Patron of Macarthur Astronomical Society
Professor Bryan Gaensler was appointed as Patron of Macarthur Astronomical Society in November 2009. He is seen (above) addressing MAS members at UWS in November 2010.
Professor Gaensler was the 1999 Young Australian of the Year and gave the 2001 Australia Day Address to the Nation. He was born and raised in Sydney. He graduated from the University of Sydney in 1995 with First Class Honours in Physics. His final mark of 100%, the highest ever awarded in the Faculty of Science, saw him awarded the University Medal in Physics

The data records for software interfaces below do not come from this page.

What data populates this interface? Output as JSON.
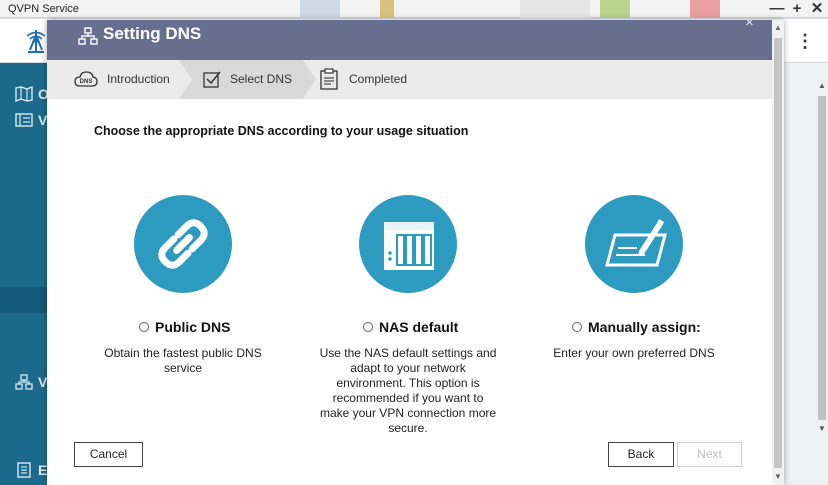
{
  "window": {
    "title": "QVPN Service",
    "controls": {
      "minimize": "—",
      "maximize": "+",
      "close": "✕"
    }
  },
  "app": {
    "menu_icon": "⋮",
    "sidebar": {
      "items": [
        {
          "icon": "map-icon",
          "label": "O"
        },
        {
          "icon": "list-icon",
          "label": "V"
        },
        {
          "icon": "network-icon",
          "label": "V"
        },
        {
          "icon": "document-icon",
          "label": "E"
        }
      ]
    }
  },
  "dialog": {
    "title": "Setting DNS",
    "close_glyph": "×",
    "steps": [
      {
        "label": "Introduction",
        "icon": "dns-cloud-icon",
        "state": "done"
      },
      {
        "label": "Select DNS",
        "icon": "checkbox-icon",
        "state": "active"
      },
      {
        "label": "Completed",
        "icon": "clipboard-icon",
        "state": "pending"
      }
    ],
    "instruction": "Choose the appropriate DNS according to your usage situation",
    "dns_icon_text": "DNS",
    "options": [
      {
        "title": "Public DNS",
        "description": "Obtain the fastest public DNS service",
        "icon": "link-icon",
        "selected": false
      },
      {
        "title": "NAS default",
        "description": "Use the NAS default settings and adapt to your network environment. This option is recommended if you want to make your VPN connection more secure.",
        "icon": "nas-icon",
        "selected": false
      },
      {
        "title": "Manually assign:",
        "description": "Enter your own preferred DNS",
        "icon": "pen-form-icon",
        "selected": false
      }
    ],
    "buttons": {
      "cancel": "Cancel",
      "back": "Back",
      "next": "Next"
    }
  },
  "colors": {
    "header": "#676f8f",
    "accent": "#2d9ac0",
    "sidebar": "#1b6a8c"
  }
}
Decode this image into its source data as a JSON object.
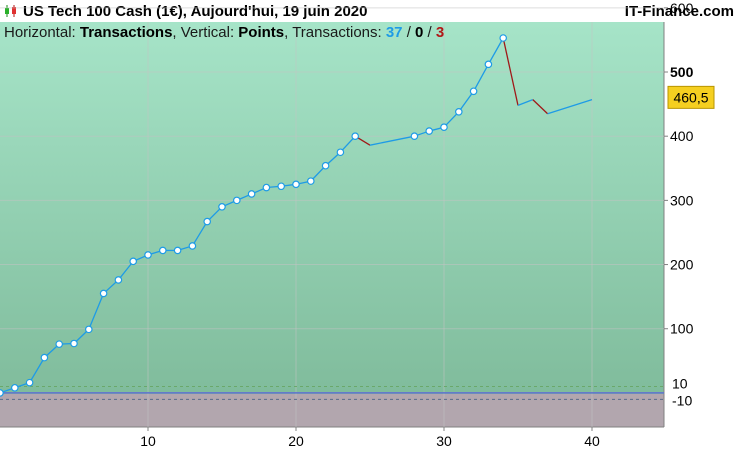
{
  "header": {
    "title": "US Tech 100 Cash (1€), Aujourd'hui, 19 juin 2020",
    "brand": "IT-Finance.com"
  },
  "legend": {
    "h_label": "Horizontal: ",
    "h_value": "Transactions",
    "v_label": ", Vertical: ",
    "v_value": "Points",
    "t_label": ", Transactions: ",
    "count_a": "37",
    "sep1": " / ",
    "count_b": "0",
    "sep2": " / ",
    "count_c": "3"
  },
  "colors": {
    "gain_line": "#1e9be6",
    "loss_line": "#a01818",
    "bg_top": "#a6e4c8",
    "bg_bottom": "#80bc9c",
    "lower_panel": "#b2a6ae",
    "last_price_badge": "#f5cf20"
  },
  "chart_data": {
    "type": "line",
    "x": [
      0,
      1,
      2,
      3,
      4,
      5,
      6,
      7,
      8,
      9,
      10,
      11,
      12,
      13,
      14,
      15,
      16,
      17,
      18,
      19,
      20,
      21,
      22,
      23,
      24,
      25,
      28,
      29,
      30,
      31,
      32,
      33,
      34,
      35,
      36,
      37,
      40
    ],
    "y": [
      0,
      8,
      16,
      55,
      76,
      77,
      99,
      155,
      176,
      205,
      215,
      222,
      222,
      229,
      267,
      290,
      300,
      310,
      320,
      322,
      325,
      330,
      354,
      375,
      400,
      386,
      400,
      408,
      414,
      438,
      470,
      512,
      553,
      448,
      457,
      435,
      457
    ],
    "markers": [
      true,
      true,
      true,
      true,
      true,
      true,
      true,
      true,
      true,
      true,
      true,
      true,
      true,
      true,
      true,
      true,
      true,
      true,
      true,
      true,
      true,
      true,
      true,
      true,
      true,
      false,
      true,
      true,
      true,
      true,
      true,
      true,
      true,
      false,
      false,
      false,
      false
    ],
    "xlim": [
      0,
      45
    ],
    "ylim": [
      -50,
      620
    ],
    "x_ticks": [
      "10",
      "20",
      "30",
      "40"
    ],
    "y_ticks": [
      "100",
      "200",
      "300",
      "400",
      "500",
      "600"
    ],
    "last_value": "460,5",
    "lower_levels": [
      "10",
      "-10"
    ],
    "grid": true
  }
}
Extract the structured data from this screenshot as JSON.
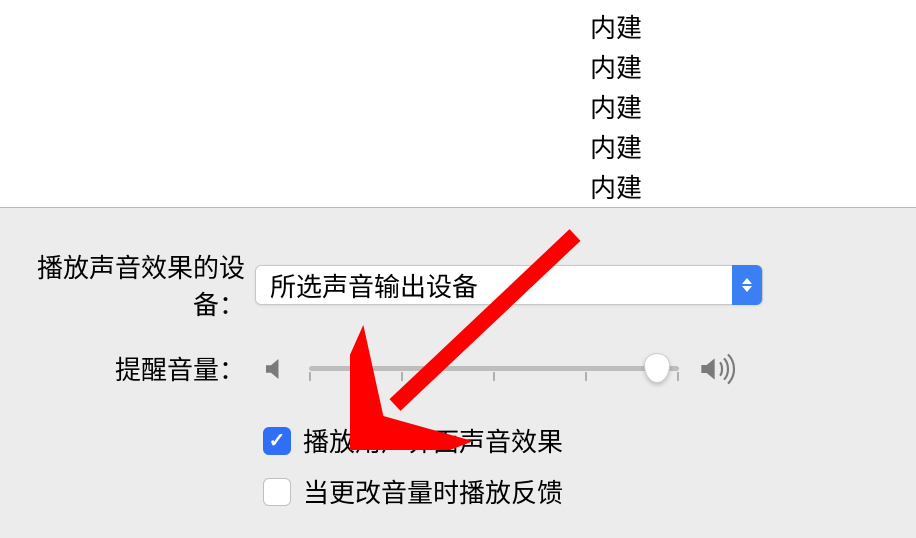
{
  "list": {
    "items": [
      "内建",
      "内建",
      "内建",
      "内建",
      "内建"
    ]
  },
  "device_row": {
    "label": "播放声音效果的设备：",
    "selected": "所选声音输出设备"
  },
  "volume_row": {
    "label": "提醒音量："
  },
  "checkboxes": {
    "play_ui_sounds": {
      "label": "播放用户界面声音效果",
      "checked": true
    },
    "feedback_on_change": {
      "label": "当更改音量时播放反馈",
      "checked": false
    }
  }
}
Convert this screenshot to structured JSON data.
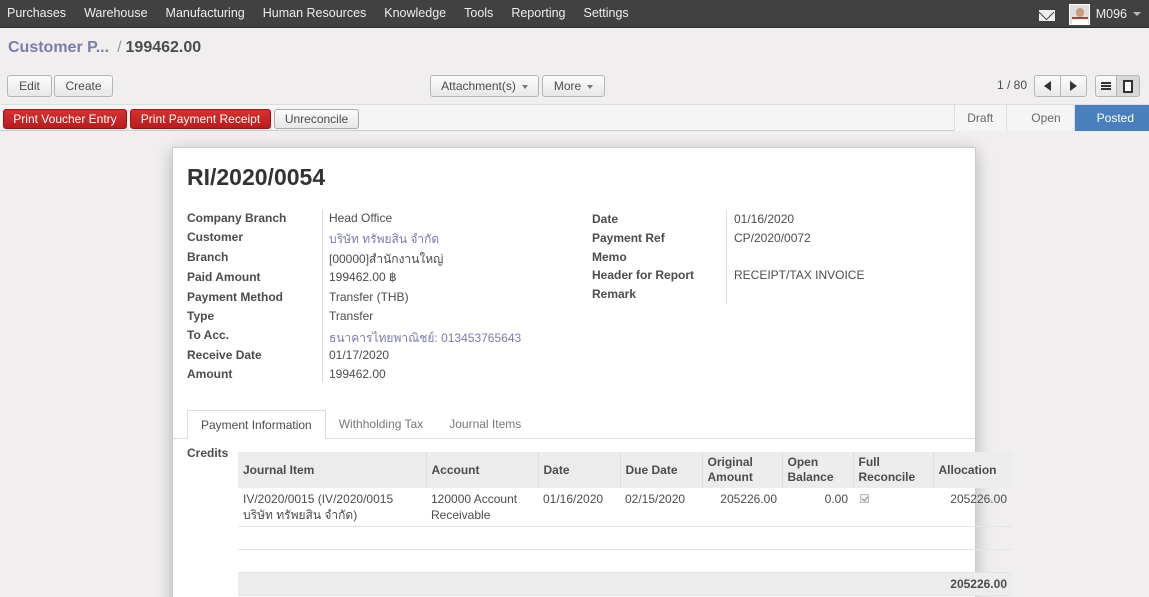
{
  "topmenu": [
    "Purchases",
    "Warehouse",
    "Manufacturing",
    "Human Resources",
    "Knowledge",
    "Tools",
    "Reporting",
    "Settings"
  ],
  "user": "M096",
  "breadcrumb": {
    "parent": "Customer P...",
    "separator": "/",
    "current": "199462.00"
  },
  "toolbar": {
    "edit": "Edit",
    "create": "Create",
    "attachments": "Attachment(s)",
    "more": "More"
  },
  "pager": {
    "text": "1 / 80"
  },
  "actions": {
    "print_voucher": "Print Voucher Entry",
    "print_receipt": "Print Payment Receipt",
    "unreconcile": "Unreconcile"
  },
  "stages": [
    "Draft",
    "Open",
    "Posted"
  ],
  "active_stage": "Posted",
  "colors": {
    "accent": "#7c7bad",
    "stage_active": "#4a7fbd",
    "danger": "#c9282a"
  },
  "record": {
    "title": "RI/2020/0054",
    "left": [
      {
        "label": "Company Branch",
        "value": "Head Office"
      },
      {
        "label": "Customer",
        "value": "บริษัท ทรัพยสิน จำกัด"
      },
      {
        "label": "Branch",
        "value": "[00000]สำนักงานใหญ่"
      },
      {
        "label": "Paid Amount",
        "value": "199462.00 ฿"
      },
      {
        "label": "Payment Method",
        "value": "Transfer (THB)"
      },
      {
        "label": "Type",
        "value": "Transfer"
      },
      {
        "label": "To Acc.",
        "value": "ธนาคารไทยพาณิชย์: 013453765643"
      },
      {
        "label": "Receive Date",
        "value": "01/17/2020"
      },
      {
        "label": "Amount",
        "value": "199462.00"
      }
    ],
    "right": [
      {
        "label": "Date",
        "value": "01/16/2020"
      },
      {
        "label": "Payment Ref",
        "value": "CP/2020/0072"
      },
      {
        "label": "Memo",
        "value": ""
      },
      {
        "label": "Header for Report",
        "value": "RECEIPT/TAX INVOICE"
      },
      {
        "label": "Remark",
        "value": ""
      }
    ]
  },
  "tabs": [
    "Payment Information",
    "Withholding Tax",
    "Journal Items"
  ],
  "credits": {
    "label": "Credits",
    "columns": [
      "Journal Item",
      "Account",
      "Date",
      "Due Date",
      "Original Amount",
      "Open Balance",
      "Full Reconcile",
      "Allocation"
    ],
    "rows": [
      {
        "journal_item": "IV/2020/0015 (IV/2020/0015 บริษัท ทรัพยสิน จำกัด)",
        "account": "120000 Account Receivable",
        "date": "01/16/2020",
        "due_date": "02/15/2020",
        "original_amount": "205226.00",
        "open_balance": "0.00",
        "full_reconcile": true,
        "allocation": "205226.00"
      }
    ],
    "total_allocation": "205226.00"
  }
}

As part of his PhD research in radio astronomy, he set out to understand why the remnants from exploding stars form particular patterns rather than just scatter off in random directions. He surprised the astronomical world by showing that these remnants all line up with the Galaxy's magnetic field like giant compasses. For this and other work, Bryan received his doctorate from The University of Sydney in 1999.
Professor Gaensler took up a Hubble Fellowship at the Massachusetts Institute of Technology (MIT) in Boston, was a Clay Fellow at the Smithsonian Institution and taught astronomy at Harvard University. As an Associate Professor at Harvard, he built the world's leading research group for studying neutron stars and supernova remnants.

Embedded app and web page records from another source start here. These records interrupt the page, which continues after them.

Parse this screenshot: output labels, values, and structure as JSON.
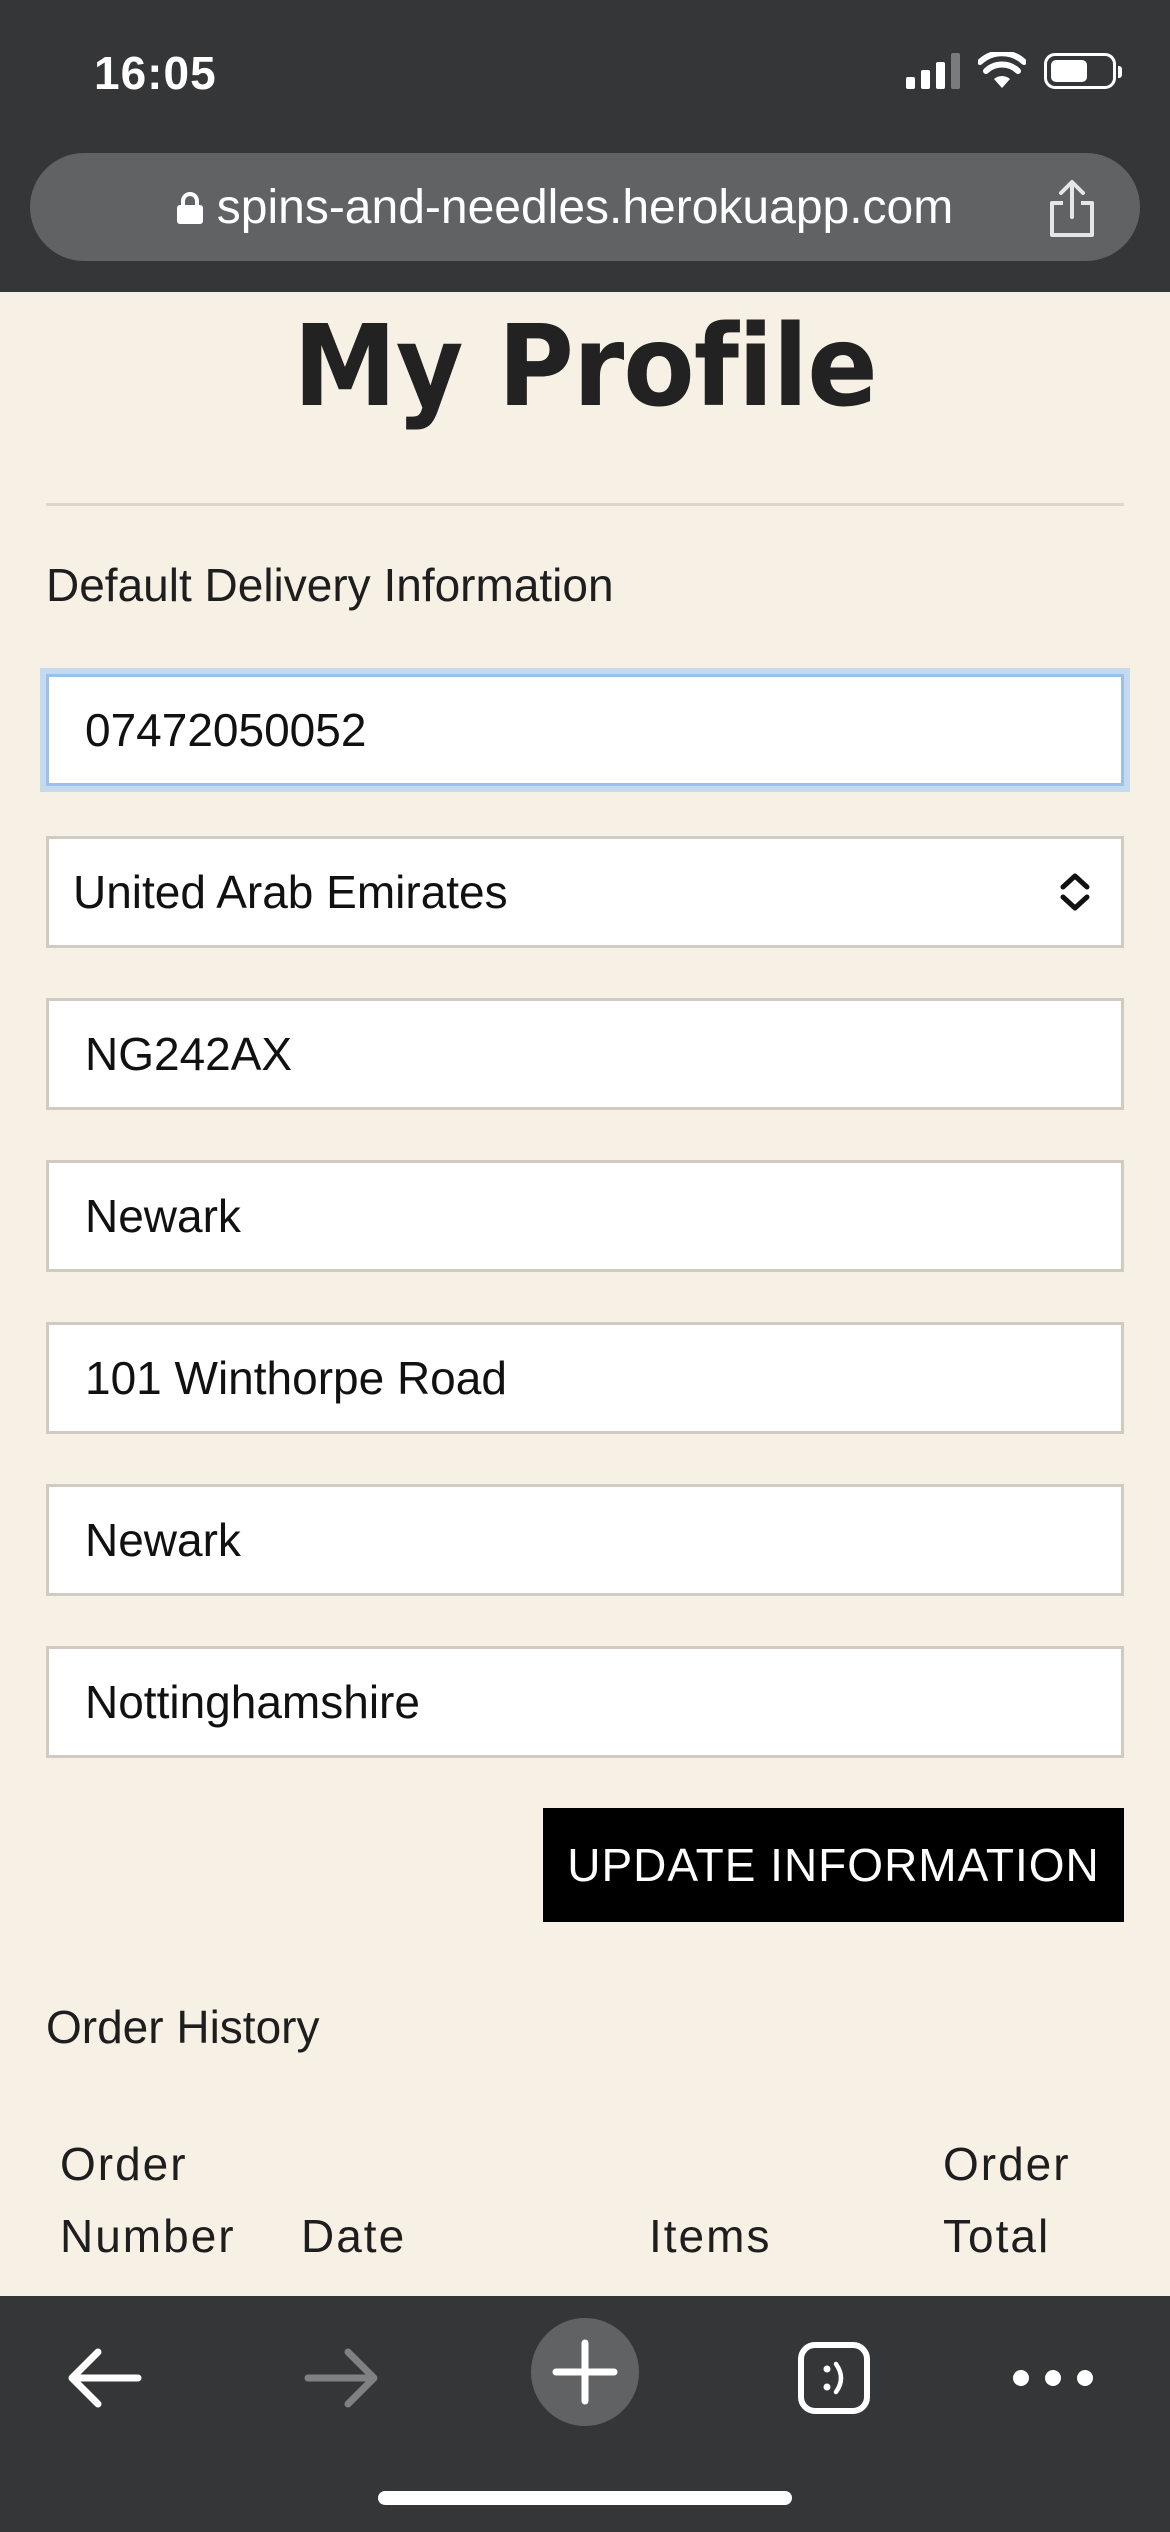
{
  "status_bar": {
    "time": "16:05"
  },
  "browser": {
    "url": "spins-and-needles.herokuapp.com"
  },
  "page": {
    "title": "My Profile",
    "delivery_section_label": "Default Delivery Information",
    "fields": {
      "phone": "07472050052",
      "country": "United Arab Emirates",
      "postcode": "NG242AX",
      "town": "Newark",
      "street_address": "101 Winthorpe Road",
      "street_address_2": "Newark",
      "county": "Nottinghamshire"
    },
    "update_button": "UPDATE INFORMATION",
    "order_history_label": "Order History",
    "order_table": {
      "headers": {
        "order_number_line1": "Order",
        "order_number_line2": "Number",
        "date": "Date",
        "items": "Items",
        "order_total_line1": "Order",
        "order_total_line2": "Total"
      }
    }
  },
  "colors": {
    "page_bg": "#f6f0e5",
    "chrome_bg": "#353638",
    "button_bg": "#000000",
    "focus_ring": "#9cc0e8"
  }
}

Professor Gaensler returned to The University of Sydney as Professor of Physics in 2006 and is pictured above addressing the General Meeting of MAS in May 2009: . His research group at Sydney focused it's work on the origin of magnetism in the Universe; and on the demography of neutron stars and black holes in our Milky Way.
He played a leading role in developing the Square Kilometre Array and in 2011 he became inaugural Director of the ARC Centre of Excellence for All-sky Astrophysics (CAASTRO), a post he held until 2014.
In 2010 Bryan won the Pawsey Medal for his pioneering studies of cosmic magnetism which have opened a new window on the Universe.
Bryan relocated to Canada in December 2014 to commence a five-year term as director of the Dunlap Institute for Astronomy and Astrophysics at The University of Toronto. He agreed to remain as Patron of Macarthur Astronomical Society.
"Extreme Cosmos" by Bryan Gaensler.
A stunning new view of the way the Universe works, seen through the lens of extremes: fastest, hottest, heaviest,brightest, oldest, densest and even loudest.